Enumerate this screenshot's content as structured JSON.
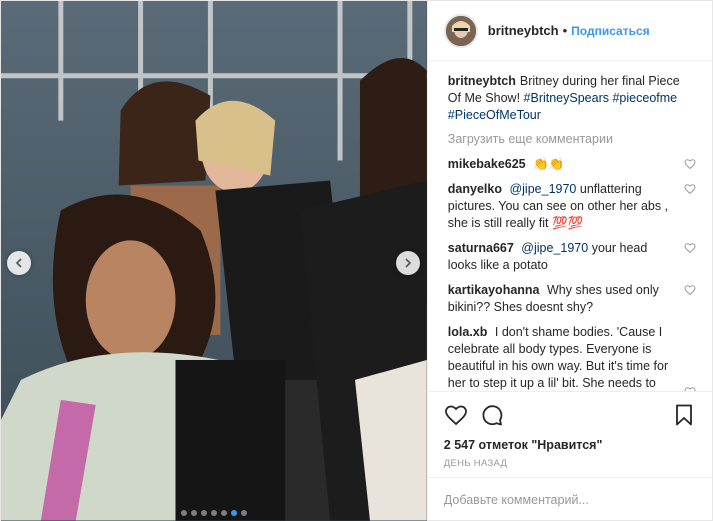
{
  "post": {
    "author": "britneybtch",
    "separator": "•",
    "follow_label": "Подписаться"
  },
  "caption": {
    "user": "britneybtch",
    "text_lead": "Britney during her final Piece Of Me Show!",
    "tags": [
      "#BritneySpears",
      "#pieceofme",
      "#PieceOfMeTour"
    ]
  },
  "load_more_label": "Загрузить еще комментарии",
  "comments": [
    {
      "user": "mikebake625",
      "mention": "",
      "text": "👏👏"
    },
    {
      "user": "danyelko",
      "mention": "@jipe_1970",
      "text": "unflattering pictures. You can see on other her abs , she is still really fit 💯💯"
    },
    {
      "user": "saturna667",
      "mention": "@jipe_1970",
      "text": "your head looks like a potato"
    },
    {
      "user": "kartikayohanna",
      "mention": "",
      "text": "Why shes used only bikini?? Shes doesnt shy?"
    },
    {
      "user": "lola.xb",
      "mention": "",
      "text": "I don't shame bodies. 'Cause I celebrate all body types. Everyone is beautiful in his own way. But it's time for her to step it up a lil' bit. She needs to start dressing for her body type & her age. Hire a new glam squad. She is"
    }
  ],
  "likes_label": "2 547 отметок \"Нравится\"",
  "time_label": "день назад",
  "add_comment_placeholder": "Добавьте комментарий...",
  "carousel": {
    "count": 7,
    "active": 5
  },
  "colors": {
    "accent": "#3897f0",
    "link": "#003569",
    "muted": "#999999"
  }
}
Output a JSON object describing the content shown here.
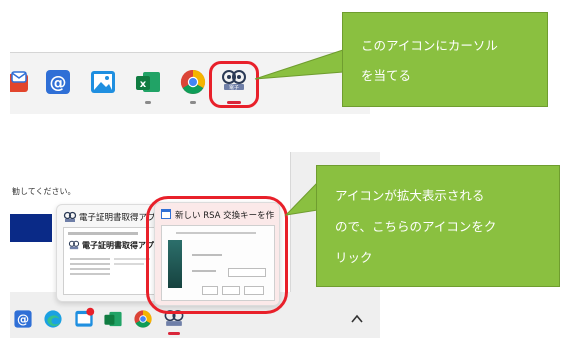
{
  "callout_top": {
    "line1": "このアイコンにカーソル",
    "line2": "を当てる"
  },
  "callout_bottom": {
    "line1": "アイコンが拡大表示される",
    "line2": "ので、こちらのアイコンをク",
    "line3": "リック"
  },
  "bottom_screen": {
    "page_text": "勧してください。",
    "thumb_left_title": "電子証明書取得アプ...",
    "thumb_left_inner_title": "電子証明書取得アプ",
    "thumb_right_title": "新しい RSA 交換キーを作..."
  },
  "colors": {
    "callout_fill": "#8ac040",
    "highlight_ring": "#e8202a",
    "active_indicator": "#d9263a"
  },
  "icons": [
    "mail-icon",
    "at-sign-icon",
    "photos-icon",
    "excel-icon",
    "chrome-icon",
    "certificate-app-icon",
    "edge-icon",
    "store-icon",
    "chevron-up-icon"
  ]
}
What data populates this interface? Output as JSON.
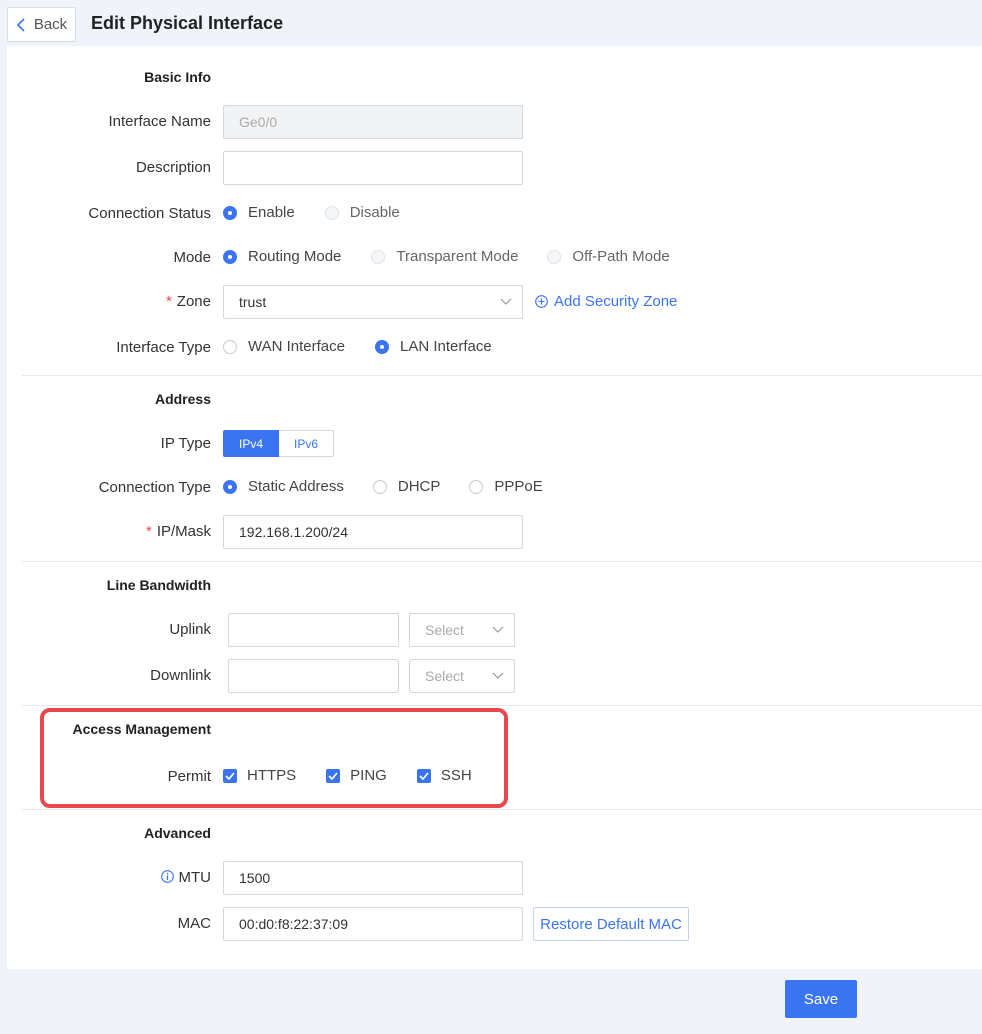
{
  "header": {
    "back_label": "Back",
    "title": "Edit Physical Interface"
  },
  "basic_info": {
    "title": "Basic Info",
    "interface_name": {
      "label": "Interface Name",
      "value": "Ge0/0"
    },
    "description": {
      "label": "Description",
      "value": ""
    },
    "connection_status": {
      "label": "Connection Status",
      "options": [
        "Enable",
        "Disable"
      ],
      "selected": "Enable"
    },
    "mode": {
      "label": "Mode",
      "options": [
        "Routing Mode",
        "Transparent Mode",
        "Off-Path Mode"
      ],
      "selected": "Routing Mode"
    },
    "zone": {
      "required": "*",
      "label": "Zone",
      "value": "trust",
      "add_link": "Add Security Zone"
    },
    "interface_type": {
      "label": "Interface Type",
      "options": [
        "WAN Interface",
        "LAN Interface"
      ],
      "selected": "LAN Interface"
    }
  },
  "address": {
    "title": "Address",
    "ip_type": {
      "label": "IP Type",
      "options": [
        "IPv4",
        "IPv6"
      ],
      "selected": "IPv4"
    },
    "connection_type": {
      "label": "Connection Type",
      "options": [
        "Static Address",
        "DHCP",
        "PPPoE"
      ],
      "selected": "Static Address"
    },
    "ip_mask": {
      "required": "*",
      "label": "IP/Mask",
      "value": "192.168.1.200/24"
    }
  },
  "line_bandwidth": {
    "title": "Line Bandwidth",
    "uplink": {
      "label": "Uplink",
      "value": "",
      "unit_placeholder": "Select"
    },
    "downlink": {
      "label": "Downlink",
      "value": "",
      "unit_placeholder": "Select"
    }
  },
  "access_management": {
    "title": "Access Management",
    "permit": {
      "label": "Permit",
      "options": [
        "HTTPS",
        "PING",
        "SSH"
      ],
      "checked": [
        "HTTPS",
        "PING",
        "SSH"
      ]
    }
  },
  "advanced": {
    "title": "Advanced",
    "mtu": {
      "label": "MTU",
      "value": "1500"
    },
    "mac": {
      "label": "MAC",
      "value": "00:d0:f8:22:37:09",
      "restore_label": "Restore Default MAC"
    }
  },
  "footer": {
    "save_label": "Save"
  },
  "colors": {
    "accent": "#3b74f0",
    "highlight_border": "#e5484d",
    "required": "#f24646"
  }
}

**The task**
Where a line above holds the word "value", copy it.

**Output**
      "value": "Ge0/0"
      "value": ""
      "value": "trust",
      "value": "192.168.1.200/24"
      "value": "",
      "value": "",
      "value": "1500"
      "value": "00:d0:f8:22:37:09",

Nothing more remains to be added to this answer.